(Interface dataset entries)
---+---
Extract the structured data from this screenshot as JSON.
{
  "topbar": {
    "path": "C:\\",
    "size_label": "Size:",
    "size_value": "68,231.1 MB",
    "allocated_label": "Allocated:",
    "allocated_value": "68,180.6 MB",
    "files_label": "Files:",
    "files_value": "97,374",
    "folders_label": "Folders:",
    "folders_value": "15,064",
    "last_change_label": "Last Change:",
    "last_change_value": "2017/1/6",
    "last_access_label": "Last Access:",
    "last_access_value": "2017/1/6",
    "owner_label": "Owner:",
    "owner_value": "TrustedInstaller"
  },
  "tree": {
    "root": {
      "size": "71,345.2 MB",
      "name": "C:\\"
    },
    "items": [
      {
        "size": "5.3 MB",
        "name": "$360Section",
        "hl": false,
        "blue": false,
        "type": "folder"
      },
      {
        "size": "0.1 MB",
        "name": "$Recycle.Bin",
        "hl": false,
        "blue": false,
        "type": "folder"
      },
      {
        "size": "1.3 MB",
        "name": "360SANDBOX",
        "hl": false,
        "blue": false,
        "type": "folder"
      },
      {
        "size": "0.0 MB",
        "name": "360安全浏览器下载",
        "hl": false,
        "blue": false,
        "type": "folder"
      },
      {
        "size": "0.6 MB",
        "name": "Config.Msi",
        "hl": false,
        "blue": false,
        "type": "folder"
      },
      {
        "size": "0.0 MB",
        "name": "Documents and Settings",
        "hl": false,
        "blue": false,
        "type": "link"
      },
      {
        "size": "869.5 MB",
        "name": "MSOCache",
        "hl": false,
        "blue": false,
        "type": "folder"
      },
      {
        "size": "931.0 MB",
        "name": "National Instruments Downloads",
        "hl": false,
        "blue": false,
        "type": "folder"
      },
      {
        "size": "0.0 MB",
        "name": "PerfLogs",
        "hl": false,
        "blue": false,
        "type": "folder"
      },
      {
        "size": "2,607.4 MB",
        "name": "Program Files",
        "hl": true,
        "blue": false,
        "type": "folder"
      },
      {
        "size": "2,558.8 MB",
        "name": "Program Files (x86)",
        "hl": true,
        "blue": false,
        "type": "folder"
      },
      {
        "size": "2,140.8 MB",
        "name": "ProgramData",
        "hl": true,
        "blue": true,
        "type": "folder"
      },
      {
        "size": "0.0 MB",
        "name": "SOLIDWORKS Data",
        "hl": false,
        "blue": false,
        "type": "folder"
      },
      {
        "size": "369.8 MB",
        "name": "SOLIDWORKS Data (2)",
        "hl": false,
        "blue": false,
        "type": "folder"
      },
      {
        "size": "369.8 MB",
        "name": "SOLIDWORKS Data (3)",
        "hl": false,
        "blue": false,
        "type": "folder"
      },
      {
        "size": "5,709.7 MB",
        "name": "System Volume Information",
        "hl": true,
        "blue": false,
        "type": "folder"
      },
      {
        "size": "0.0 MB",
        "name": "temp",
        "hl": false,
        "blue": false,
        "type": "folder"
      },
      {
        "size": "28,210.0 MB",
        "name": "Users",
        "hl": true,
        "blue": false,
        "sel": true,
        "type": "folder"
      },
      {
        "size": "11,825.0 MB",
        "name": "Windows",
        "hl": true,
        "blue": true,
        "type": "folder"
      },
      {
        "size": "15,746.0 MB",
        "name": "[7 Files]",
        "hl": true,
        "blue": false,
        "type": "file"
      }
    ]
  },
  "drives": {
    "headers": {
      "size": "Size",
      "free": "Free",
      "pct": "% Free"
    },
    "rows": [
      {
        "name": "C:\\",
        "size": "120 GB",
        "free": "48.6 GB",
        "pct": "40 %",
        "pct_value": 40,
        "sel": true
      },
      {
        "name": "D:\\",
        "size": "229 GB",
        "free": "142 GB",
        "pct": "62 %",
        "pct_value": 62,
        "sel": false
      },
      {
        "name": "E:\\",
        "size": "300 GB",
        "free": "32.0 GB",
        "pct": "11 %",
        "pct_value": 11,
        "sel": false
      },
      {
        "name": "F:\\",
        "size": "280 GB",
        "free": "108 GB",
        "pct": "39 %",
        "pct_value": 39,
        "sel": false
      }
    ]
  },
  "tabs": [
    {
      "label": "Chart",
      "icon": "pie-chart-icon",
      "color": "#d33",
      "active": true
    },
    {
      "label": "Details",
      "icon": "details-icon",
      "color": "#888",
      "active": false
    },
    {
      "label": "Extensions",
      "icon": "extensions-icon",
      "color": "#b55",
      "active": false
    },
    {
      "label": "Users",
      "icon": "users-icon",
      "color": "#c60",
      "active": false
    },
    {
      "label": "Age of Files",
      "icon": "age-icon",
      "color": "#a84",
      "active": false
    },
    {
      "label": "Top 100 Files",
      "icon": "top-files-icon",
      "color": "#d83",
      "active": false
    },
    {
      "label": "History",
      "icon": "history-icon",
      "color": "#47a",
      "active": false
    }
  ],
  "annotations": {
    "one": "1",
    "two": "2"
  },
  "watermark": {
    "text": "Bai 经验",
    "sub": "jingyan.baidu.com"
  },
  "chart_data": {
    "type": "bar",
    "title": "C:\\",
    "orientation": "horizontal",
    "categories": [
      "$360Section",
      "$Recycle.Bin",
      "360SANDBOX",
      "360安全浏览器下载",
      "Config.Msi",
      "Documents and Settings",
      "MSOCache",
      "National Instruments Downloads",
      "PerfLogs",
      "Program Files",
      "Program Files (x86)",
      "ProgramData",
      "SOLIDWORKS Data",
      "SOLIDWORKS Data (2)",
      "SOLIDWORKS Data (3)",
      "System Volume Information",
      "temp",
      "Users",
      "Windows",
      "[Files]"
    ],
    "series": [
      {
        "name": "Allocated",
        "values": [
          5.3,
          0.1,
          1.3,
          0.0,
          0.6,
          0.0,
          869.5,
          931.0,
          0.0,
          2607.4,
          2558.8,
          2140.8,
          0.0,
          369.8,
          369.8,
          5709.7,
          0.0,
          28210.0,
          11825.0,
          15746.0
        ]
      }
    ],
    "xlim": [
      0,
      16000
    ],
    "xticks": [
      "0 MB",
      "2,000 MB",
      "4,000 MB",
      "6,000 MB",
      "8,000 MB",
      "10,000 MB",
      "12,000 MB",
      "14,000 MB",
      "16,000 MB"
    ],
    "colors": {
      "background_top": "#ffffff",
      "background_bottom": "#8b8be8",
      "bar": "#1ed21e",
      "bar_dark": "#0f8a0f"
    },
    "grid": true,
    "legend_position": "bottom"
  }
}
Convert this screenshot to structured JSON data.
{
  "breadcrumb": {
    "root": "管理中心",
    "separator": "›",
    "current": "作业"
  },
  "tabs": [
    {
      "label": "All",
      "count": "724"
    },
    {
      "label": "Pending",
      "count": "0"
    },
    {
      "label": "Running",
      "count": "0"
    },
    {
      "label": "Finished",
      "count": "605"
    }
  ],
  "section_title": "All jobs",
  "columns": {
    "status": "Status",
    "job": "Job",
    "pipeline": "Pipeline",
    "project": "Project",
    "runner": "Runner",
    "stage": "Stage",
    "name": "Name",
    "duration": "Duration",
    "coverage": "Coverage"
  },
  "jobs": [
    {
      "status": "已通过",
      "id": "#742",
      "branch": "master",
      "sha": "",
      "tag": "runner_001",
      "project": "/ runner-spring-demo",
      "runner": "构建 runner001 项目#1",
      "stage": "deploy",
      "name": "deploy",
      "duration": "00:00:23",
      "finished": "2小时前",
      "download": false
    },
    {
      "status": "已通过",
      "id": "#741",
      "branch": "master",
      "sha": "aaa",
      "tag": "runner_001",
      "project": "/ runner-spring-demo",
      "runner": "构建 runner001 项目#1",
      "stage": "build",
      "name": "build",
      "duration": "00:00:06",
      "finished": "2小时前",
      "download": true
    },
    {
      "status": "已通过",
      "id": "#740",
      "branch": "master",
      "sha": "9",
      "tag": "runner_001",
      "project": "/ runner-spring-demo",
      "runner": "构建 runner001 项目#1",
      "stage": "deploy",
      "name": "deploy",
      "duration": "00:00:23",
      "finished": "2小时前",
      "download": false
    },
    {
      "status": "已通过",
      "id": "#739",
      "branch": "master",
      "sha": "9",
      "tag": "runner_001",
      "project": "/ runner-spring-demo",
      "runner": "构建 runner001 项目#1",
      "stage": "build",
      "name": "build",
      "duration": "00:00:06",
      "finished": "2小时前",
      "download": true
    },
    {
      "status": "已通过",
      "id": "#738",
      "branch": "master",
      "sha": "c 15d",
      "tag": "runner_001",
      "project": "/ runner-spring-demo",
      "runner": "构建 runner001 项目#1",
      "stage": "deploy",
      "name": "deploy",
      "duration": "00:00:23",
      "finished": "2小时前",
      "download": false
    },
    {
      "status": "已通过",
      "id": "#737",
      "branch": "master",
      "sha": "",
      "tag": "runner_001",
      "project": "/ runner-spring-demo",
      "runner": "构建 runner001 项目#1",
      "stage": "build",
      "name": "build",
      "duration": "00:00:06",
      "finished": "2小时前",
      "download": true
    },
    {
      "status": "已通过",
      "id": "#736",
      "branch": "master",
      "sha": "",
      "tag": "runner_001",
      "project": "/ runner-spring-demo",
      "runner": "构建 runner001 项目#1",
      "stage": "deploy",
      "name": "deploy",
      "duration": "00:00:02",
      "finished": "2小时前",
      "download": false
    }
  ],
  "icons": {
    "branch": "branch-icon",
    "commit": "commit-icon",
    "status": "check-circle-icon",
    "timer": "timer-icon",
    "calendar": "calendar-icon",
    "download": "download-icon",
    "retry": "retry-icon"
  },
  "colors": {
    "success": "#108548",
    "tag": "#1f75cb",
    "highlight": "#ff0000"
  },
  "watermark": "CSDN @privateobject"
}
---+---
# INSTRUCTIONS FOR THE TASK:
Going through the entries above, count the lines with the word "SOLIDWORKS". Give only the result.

# RESPONSE:
6